**Problem statement**.
Report the number of lines in the data below where the string "help" shows up, and only that number.

(Data items)
▶
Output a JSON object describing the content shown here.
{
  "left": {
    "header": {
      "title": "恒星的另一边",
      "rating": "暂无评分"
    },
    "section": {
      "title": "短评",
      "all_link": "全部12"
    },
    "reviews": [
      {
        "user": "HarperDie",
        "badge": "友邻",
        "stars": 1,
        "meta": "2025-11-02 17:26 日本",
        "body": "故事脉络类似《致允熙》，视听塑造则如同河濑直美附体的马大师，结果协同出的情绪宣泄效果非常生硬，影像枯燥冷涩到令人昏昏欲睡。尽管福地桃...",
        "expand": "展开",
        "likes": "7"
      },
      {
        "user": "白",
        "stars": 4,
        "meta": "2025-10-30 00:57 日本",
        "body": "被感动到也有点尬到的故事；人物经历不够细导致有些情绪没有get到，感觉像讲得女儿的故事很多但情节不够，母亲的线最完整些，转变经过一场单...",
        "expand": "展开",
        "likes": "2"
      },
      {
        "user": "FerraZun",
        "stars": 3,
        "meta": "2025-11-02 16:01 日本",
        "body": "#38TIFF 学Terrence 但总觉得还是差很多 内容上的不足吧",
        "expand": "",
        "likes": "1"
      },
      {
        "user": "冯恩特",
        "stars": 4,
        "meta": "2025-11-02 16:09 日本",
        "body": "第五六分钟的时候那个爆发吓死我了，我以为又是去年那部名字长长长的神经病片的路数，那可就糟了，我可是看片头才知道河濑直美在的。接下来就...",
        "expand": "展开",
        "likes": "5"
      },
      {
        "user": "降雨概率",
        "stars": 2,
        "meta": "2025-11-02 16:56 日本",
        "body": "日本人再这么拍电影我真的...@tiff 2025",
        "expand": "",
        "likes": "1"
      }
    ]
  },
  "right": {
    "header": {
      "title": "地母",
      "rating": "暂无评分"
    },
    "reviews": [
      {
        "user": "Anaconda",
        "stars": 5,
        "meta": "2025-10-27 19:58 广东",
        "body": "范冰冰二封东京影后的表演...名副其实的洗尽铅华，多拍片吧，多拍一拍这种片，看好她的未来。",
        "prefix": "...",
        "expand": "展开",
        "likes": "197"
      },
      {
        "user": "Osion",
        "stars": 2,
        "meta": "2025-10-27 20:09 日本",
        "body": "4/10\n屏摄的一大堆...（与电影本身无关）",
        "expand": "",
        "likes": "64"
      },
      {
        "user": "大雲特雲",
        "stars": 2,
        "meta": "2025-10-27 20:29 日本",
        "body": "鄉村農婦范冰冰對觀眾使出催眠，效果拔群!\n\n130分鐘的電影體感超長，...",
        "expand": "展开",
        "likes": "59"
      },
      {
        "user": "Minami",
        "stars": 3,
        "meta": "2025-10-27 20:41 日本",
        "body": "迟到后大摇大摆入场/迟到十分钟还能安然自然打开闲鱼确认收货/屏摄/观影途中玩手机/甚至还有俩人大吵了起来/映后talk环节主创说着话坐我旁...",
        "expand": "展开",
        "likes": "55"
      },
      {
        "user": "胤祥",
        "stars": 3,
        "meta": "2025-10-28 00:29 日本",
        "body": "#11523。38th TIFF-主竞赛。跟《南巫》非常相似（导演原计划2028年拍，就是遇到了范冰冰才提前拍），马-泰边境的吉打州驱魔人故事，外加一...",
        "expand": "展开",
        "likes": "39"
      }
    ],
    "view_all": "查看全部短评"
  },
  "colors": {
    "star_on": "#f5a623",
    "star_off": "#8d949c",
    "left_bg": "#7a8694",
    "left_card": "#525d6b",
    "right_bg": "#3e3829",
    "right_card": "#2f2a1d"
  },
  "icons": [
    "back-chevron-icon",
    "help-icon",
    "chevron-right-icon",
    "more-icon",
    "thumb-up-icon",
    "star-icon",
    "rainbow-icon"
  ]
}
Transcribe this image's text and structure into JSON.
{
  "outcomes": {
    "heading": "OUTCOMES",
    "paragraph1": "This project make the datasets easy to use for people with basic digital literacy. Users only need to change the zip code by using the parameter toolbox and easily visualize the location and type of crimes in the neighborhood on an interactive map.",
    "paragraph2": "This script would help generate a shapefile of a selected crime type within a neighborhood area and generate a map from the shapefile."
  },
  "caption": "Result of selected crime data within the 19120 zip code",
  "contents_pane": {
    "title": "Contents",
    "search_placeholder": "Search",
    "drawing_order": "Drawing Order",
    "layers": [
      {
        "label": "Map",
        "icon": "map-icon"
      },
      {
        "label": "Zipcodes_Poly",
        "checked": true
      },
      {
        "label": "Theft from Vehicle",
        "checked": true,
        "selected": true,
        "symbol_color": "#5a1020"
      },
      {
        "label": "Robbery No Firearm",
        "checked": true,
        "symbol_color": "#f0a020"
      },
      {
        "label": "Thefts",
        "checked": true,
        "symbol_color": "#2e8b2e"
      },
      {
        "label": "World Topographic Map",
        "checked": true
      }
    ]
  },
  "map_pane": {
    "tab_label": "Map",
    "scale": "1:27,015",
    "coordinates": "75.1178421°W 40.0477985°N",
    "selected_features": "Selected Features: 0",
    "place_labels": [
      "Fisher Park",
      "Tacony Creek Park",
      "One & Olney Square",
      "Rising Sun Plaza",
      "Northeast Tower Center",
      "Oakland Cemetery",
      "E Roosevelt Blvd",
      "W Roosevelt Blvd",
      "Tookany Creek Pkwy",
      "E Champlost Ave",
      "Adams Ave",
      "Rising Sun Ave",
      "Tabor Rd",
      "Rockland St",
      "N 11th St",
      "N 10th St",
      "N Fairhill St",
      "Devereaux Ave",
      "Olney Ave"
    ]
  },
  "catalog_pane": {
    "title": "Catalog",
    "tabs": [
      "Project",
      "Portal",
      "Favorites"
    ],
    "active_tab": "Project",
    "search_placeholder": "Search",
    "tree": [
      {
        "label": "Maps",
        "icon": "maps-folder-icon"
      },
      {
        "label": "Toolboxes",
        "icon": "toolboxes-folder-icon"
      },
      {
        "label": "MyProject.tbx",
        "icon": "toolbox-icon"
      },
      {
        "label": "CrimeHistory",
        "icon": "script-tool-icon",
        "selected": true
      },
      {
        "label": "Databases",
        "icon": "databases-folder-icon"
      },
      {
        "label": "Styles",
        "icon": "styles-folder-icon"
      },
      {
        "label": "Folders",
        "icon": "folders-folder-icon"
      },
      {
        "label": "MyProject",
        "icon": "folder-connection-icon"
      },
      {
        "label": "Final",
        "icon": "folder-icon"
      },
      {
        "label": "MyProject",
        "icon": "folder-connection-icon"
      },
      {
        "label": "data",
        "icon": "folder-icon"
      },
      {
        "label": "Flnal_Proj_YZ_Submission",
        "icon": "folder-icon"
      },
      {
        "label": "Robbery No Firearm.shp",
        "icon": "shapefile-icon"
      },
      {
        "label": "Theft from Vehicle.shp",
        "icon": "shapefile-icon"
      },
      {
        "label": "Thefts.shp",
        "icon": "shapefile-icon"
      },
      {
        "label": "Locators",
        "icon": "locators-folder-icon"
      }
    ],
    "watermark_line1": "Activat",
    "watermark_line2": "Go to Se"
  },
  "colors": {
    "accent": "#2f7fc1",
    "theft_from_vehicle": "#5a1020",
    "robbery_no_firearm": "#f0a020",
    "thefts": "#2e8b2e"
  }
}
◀
**Result of the task**.
2